#### What needs to be done:
Give the total number of lines in the data below that include "故障记忆", and nothing else.
·····
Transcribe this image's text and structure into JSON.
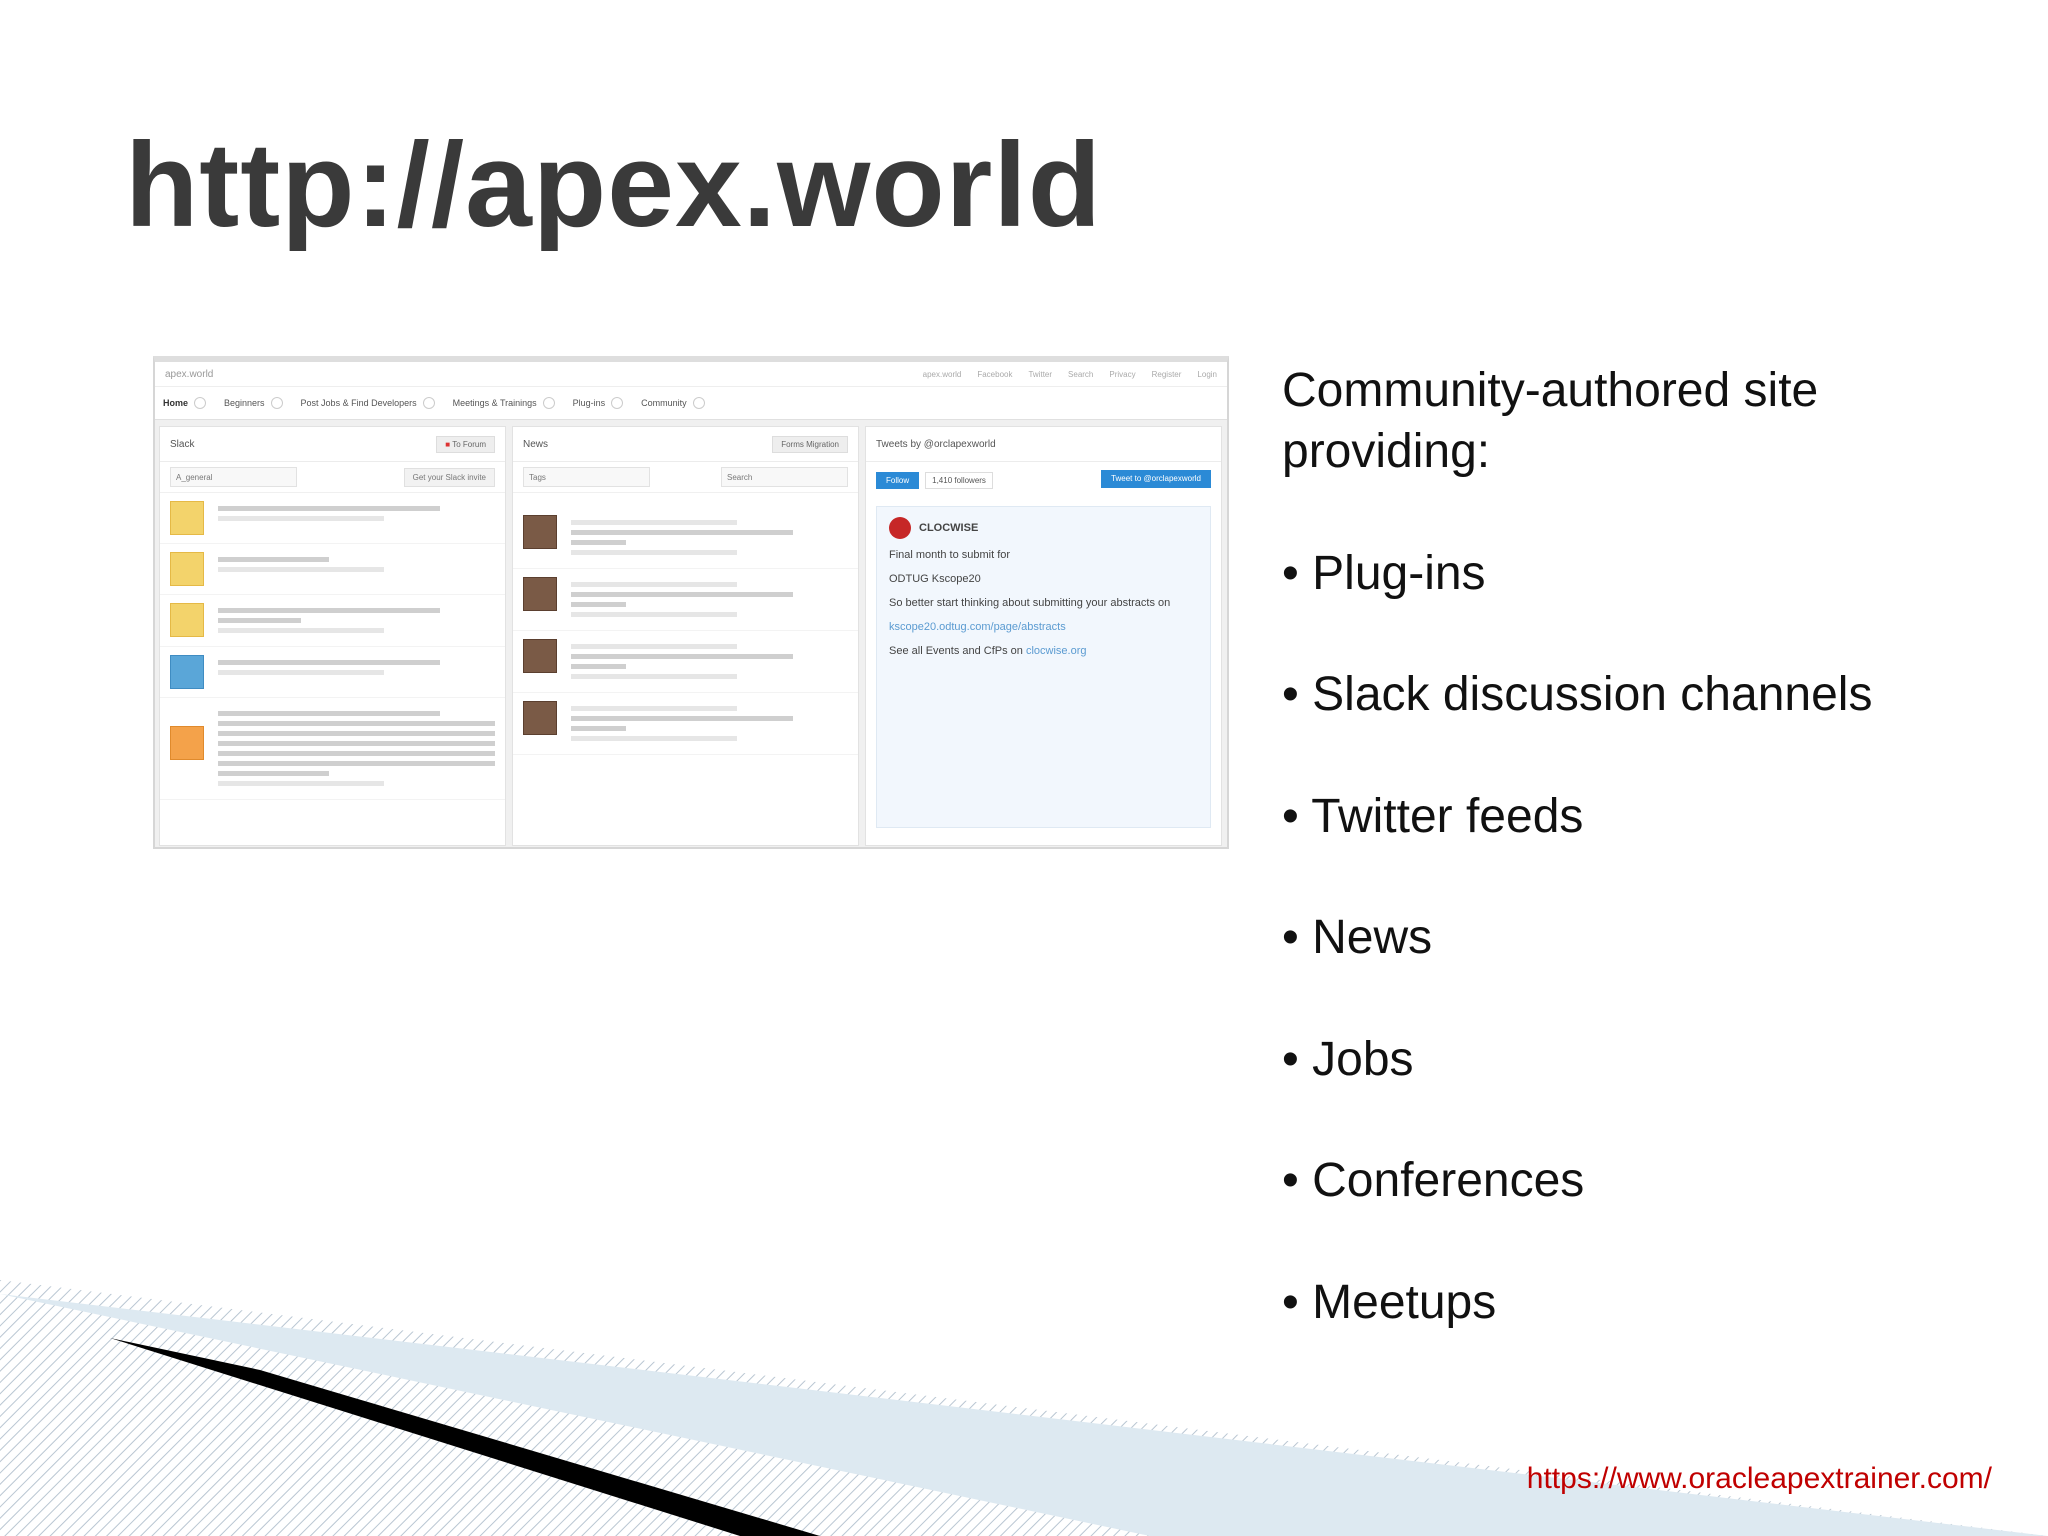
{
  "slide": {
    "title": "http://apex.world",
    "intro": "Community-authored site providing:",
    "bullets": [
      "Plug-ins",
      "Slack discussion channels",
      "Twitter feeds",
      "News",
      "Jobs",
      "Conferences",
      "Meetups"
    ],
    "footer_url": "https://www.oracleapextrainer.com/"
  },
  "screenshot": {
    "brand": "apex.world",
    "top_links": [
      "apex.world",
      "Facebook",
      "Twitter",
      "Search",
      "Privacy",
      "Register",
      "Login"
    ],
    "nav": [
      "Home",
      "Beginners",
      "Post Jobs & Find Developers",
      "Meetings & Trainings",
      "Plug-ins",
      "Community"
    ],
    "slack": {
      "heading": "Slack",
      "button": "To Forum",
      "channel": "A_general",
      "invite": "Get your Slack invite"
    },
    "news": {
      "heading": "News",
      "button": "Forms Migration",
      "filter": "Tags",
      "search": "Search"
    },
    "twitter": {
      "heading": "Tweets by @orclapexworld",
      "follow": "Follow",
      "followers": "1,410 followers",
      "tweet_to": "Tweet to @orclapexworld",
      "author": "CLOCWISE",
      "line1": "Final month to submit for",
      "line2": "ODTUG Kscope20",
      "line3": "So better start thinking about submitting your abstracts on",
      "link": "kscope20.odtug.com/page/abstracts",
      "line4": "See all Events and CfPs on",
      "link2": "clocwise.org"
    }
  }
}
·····
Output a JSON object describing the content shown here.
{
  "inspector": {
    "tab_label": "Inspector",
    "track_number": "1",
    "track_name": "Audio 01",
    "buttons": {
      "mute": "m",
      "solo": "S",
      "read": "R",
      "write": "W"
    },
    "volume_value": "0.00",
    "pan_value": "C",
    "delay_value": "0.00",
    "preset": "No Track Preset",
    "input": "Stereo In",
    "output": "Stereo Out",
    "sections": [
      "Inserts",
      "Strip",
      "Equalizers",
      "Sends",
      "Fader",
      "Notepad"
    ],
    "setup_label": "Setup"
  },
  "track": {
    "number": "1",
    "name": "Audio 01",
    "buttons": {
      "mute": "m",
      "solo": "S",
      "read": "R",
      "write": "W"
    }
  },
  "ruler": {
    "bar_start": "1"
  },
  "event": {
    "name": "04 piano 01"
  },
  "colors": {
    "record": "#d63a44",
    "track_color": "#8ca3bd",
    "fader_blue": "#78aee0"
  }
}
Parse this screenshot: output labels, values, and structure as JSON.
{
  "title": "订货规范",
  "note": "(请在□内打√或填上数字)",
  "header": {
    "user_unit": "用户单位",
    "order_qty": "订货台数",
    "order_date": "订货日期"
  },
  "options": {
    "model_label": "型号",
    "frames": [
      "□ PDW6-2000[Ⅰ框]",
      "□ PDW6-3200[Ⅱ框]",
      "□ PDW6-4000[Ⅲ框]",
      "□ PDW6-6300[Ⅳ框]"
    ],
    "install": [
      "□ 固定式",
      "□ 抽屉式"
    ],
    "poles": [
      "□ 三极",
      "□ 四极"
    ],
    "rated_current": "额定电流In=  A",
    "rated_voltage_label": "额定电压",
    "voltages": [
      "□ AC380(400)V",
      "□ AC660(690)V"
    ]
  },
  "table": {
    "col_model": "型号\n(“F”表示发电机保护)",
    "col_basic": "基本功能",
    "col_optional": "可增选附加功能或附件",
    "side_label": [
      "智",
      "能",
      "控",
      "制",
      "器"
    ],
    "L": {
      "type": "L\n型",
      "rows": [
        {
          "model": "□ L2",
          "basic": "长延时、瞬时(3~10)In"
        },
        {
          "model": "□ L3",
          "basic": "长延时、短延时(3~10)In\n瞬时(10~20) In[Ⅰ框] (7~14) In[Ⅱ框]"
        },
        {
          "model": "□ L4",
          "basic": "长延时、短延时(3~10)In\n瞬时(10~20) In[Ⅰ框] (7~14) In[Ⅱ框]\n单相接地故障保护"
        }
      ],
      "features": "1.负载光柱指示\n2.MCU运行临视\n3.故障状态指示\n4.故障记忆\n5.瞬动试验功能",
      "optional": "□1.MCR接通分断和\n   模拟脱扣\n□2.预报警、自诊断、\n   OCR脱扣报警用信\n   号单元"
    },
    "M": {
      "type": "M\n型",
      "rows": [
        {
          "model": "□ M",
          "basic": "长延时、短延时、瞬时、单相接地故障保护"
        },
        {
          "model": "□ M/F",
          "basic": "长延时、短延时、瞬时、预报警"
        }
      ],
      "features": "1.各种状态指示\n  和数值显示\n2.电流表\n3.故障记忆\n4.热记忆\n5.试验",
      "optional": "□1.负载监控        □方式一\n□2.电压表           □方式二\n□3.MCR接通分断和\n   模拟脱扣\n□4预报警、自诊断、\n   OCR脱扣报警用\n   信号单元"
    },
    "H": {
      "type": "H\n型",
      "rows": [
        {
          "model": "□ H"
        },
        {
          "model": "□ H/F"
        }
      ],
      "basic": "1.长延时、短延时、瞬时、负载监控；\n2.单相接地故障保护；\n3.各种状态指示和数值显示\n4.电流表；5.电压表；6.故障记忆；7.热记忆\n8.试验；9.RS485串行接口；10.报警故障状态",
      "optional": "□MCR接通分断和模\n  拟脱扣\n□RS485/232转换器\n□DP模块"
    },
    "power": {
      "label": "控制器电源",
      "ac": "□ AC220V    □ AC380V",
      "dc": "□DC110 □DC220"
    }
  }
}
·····
#### Answer space:
3